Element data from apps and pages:
################

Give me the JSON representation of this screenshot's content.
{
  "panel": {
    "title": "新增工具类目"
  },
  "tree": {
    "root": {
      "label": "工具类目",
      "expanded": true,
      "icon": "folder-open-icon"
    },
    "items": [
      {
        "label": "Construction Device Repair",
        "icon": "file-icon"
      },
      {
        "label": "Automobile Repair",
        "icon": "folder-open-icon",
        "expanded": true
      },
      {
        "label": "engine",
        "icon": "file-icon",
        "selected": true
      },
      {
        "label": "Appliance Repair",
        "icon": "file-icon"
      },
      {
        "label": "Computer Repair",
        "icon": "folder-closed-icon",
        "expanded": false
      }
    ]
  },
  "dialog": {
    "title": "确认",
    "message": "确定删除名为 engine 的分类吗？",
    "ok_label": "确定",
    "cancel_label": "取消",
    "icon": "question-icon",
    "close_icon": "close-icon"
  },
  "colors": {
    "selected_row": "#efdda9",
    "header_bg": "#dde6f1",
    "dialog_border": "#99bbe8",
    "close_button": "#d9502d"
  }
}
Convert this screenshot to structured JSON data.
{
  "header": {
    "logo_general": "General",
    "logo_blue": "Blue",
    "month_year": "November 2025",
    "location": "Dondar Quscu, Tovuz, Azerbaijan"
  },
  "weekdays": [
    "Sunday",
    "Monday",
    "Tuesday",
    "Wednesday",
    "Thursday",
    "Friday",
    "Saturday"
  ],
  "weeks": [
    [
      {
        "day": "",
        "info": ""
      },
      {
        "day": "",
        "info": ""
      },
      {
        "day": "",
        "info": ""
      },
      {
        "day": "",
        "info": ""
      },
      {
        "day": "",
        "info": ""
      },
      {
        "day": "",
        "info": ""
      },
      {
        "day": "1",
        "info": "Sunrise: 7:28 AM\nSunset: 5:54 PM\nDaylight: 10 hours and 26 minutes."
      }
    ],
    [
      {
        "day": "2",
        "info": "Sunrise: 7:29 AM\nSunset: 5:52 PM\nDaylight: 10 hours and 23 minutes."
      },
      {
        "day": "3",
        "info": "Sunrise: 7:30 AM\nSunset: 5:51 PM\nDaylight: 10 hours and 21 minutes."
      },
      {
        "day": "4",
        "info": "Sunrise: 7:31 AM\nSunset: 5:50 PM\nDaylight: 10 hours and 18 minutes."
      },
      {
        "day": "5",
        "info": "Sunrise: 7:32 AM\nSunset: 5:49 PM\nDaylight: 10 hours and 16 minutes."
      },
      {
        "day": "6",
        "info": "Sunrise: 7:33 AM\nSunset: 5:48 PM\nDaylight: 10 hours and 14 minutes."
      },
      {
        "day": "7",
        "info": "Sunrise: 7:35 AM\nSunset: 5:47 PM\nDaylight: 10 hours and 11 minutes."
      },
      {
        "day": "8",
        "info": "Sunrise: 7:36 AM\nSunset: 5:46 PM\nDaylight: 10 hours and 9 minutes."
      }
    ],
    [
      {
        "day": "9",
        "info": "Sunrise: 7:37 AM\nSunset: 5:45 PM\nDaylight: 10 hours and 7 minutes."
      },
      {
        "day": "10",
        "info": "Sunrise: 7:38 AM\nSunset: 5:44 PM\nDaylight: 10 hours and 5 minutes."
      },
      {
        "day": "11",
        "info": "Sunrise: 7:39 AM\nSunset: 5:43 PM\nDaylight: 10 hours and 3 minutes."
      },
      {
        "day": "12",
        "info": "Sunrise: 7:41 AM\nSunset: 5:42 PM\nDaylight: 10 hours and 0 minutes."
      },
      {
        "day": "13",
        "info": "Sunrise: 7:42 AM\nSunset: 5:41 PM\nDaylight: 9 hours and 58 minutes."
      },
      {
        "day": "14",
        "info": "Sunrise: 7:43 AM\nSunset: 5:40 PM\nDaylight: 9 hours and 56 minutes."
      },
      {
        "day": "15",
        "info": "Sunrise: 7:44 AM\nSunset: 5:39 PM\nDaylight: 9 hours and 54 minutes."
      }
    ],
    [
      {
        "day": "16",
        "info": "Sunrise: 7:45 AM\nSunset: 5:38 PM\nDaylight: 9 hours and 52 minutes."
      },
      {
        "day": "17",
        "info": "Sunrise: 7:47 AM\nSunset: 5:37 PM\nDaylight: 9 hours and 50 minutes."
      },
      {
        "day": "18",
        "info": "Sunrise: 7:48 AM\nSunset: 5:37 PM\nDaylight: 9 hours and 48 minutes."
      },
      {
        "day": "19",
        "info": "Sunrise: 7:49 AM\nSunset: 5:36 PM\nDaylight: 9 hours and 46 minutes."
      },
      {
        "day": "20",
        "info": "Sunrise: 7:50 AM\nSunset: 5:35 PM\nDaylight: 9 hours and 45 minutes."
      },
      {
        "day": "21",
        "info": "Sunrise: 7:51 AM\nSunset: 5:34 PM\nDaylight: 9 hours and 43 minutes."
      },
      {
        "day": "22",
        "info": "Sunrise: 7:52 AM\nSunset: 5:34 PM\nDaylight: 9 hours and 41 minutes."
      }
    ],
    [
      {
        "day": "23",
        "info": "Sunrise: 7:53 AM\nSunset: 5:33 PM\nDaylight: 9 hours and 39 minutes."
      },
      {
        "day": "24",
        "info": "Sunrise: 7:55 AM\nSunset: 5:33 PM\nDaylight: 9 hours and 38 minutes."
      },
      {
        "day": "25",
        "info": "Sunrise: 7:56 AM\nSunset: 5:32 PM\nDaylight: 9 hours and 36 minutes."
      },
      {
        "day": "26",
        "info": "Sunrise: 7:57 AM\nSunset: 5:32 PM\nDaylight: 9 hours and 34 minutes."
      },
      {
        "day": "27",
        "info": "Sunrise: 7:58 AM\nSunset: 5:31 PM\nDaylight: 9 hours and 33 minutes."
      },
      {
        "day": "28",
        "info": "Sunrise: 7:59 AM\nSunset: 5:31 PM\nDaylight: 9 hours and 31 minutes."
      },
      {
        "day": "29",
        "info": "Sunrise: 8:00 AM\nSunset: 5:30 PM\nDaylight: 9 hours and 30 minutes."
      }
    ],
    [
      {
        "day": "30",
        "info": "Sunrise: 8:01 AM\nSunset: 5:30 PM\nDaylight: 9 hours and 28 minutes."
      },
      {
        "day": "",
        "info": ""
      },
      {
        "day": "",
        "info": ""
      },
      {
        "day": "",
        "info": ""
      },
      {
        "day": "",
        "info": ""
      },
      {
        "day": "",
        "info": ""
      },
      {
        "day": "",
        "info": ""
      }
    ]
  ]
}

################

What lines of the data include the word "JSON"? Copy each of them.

EXERCISE RESPONSE:
Give me the JSON representation of this screenshot's content.
Convert this screenshot to structured JSON data.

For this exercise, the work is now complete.